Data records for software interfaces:
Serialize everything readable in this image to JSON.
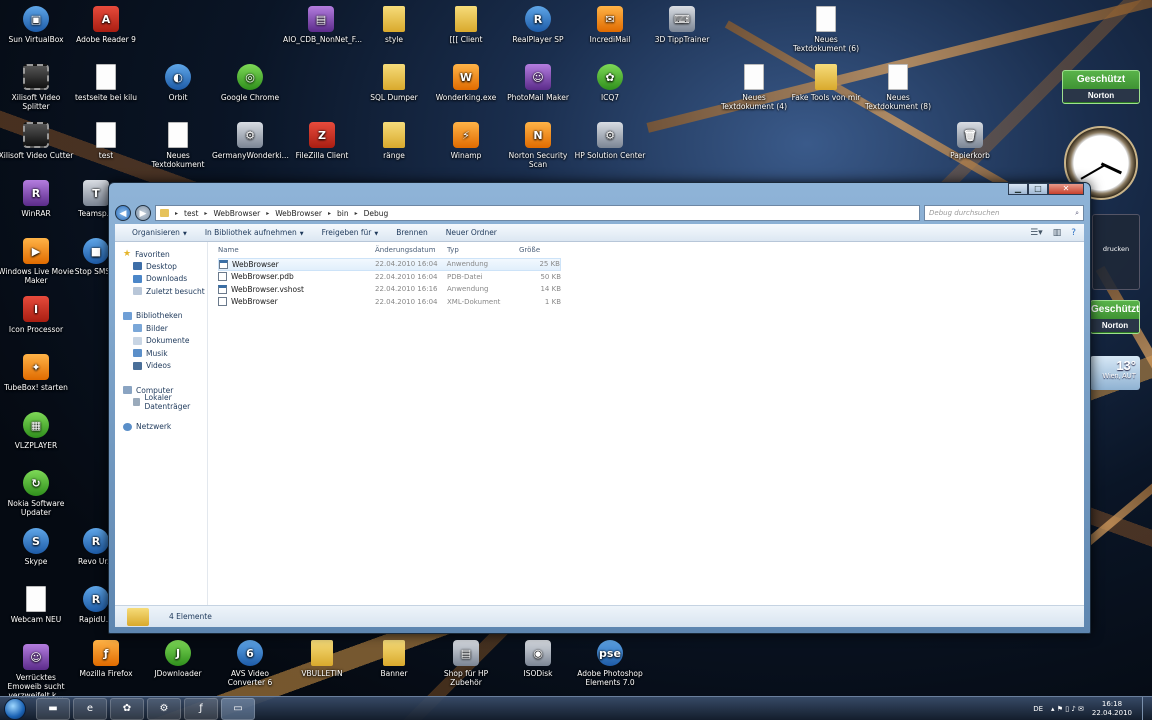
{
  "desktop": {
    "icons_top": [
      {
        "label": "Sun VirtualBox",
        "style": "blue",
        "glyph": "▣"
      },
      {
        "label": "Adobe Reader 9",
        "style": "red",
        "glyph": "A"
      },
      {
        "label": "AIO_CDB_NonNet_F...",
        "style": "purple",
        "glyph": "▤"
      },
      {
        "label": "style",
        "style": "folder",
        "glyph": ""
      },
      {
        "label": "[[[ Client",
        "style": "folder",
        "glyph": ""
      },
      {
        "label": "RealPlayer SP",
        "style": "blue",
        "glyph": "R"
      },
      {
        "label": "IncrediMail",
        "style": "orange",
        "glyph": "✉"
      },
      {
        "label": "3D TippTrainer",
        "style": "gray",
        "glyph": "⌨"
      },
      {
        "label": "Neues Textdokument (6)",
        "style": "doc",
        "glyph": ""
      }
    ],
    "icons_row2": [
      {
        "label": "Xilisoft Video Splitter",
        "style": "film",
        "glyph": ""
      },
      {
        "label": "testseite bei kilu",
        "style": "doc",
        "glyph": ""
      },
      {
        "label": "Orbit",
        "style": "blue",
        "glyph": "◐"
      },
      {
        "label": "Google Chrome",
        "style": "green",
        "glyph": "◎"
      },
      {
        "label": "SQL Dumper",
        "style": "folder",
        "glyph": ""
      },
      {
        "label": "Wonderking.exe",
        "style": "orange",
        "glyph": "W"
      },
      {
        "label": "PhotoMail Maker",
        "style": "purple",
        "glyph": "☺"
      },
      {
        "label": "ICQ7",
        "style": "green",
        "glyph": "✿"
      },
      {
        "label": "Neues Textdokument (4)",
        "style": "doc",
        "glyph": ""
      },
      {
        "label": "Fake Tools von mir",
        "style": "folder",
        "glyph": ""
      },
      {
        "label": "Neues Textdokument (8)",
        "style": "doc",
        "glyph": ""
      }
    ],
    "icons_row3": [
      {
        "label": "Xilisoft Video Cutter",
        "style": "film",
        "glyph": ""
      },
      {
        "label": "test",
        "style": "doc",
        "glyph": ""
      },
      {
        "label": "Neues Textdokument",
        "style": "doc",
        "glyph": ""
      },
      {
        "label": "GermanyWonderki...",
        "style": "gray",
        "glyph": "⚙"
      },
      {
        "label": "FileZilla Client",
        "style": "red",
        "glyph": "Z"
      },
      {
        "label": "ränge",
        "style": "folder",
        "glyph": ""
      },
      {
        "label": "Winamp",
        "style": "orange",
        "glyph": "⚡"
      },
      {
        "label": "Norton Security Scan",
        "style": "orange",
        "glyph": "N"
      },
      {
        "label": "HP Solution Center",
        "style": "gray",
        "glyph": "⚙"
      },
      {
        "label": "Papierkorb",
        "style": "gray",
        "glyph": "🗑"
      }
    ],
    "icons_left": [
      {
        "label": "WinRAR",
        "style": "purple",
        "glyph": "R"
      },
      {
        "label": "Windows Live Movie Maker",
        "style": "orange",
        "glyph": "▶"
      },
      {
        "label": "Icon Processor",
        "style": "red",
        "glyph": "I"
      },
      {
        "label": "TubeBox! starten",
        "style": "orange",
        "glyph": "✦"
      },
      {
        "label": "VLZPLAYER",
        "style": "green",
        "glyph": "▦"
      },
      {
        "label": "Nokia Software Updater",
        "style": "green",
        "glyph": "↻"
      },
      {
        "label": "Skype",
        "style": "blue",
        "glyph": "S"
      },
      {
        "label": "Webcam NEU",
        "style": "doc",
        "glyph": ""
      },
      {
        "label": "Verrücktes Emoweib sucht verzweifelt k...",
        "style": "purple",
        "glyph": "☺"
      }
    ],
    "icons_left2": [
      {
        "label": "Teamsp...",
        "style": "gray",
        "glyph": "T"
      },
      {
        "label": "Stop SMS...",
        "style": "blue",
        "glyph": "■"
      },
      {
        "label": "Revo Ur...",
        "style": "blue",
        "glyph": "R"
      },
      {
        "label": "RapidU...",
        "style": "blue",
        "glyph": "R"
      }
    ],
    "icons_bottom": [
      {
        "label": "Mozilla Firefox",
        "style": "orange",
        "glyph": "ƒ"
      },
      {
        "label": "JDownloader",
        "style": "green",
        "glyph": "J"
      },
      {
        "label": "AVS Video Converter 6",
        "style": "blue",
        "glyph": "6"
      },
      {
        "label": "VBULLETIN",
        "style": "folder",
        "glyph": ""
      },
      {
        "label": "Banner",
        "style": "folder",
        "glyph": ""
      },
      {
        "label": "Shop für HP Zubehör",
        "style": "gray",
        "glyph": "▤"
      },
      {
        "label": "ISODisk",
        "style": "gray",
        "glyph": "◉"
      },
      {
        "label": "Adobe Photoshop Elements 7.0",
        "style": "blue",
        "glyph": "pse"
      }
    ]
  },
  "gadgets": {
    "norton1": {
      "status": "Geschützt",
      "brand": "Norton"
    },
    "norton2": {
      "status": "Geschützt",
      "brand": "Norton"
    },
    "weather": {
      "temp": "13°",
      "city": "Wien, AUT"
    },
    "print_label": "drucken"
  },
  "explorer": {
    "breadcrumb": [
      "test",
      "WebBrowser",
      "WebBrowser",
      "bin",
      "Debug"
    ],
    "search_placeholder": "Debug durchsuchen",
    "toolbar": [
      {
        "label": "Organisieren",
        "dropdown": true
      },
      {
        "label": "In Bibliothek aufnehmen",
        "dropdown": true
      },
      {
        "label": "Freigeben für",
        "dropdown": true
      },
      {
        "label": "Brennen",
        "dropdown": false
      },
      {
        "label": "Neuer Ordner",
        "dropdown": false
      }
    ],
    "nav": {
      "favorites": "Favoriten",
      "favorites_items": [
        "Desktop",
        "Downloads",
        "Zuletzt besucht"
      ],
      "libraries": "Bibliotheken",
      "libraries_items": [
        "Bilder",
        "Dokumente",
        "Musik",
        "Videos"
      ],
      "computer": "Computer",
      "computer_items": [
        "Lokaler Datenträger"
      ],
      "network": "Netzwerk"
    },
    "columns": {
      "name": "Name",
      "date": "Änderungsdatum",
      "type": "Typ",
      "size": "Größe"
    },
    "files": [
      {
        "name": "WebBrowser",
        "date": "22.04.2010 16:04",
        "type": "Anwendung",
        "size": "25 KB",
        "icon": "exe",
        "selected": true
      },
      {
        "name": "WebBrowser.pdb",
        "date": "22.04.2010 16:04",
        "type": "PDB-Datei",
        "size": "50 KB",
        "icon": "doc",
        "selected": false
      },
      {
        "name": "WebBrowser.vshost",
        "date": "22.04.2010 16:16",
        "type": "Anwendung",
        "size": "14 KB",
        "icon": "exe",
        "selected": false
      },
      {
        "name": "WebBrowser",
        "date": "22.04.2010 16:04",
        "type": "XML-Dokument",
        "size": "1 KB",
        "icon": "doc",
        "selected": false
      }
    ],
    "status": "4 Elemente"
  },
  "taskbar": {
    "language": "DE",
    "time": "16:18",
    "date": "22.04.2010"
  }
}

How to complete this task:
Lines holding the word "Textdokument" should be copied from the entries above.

Finished task:
        "label": "Neues Textdokument (6)",
        "label": "Neues Textdokument (4)",
        "label": "Neues Textdokument (8)",
        "label": "Neues Textdokument",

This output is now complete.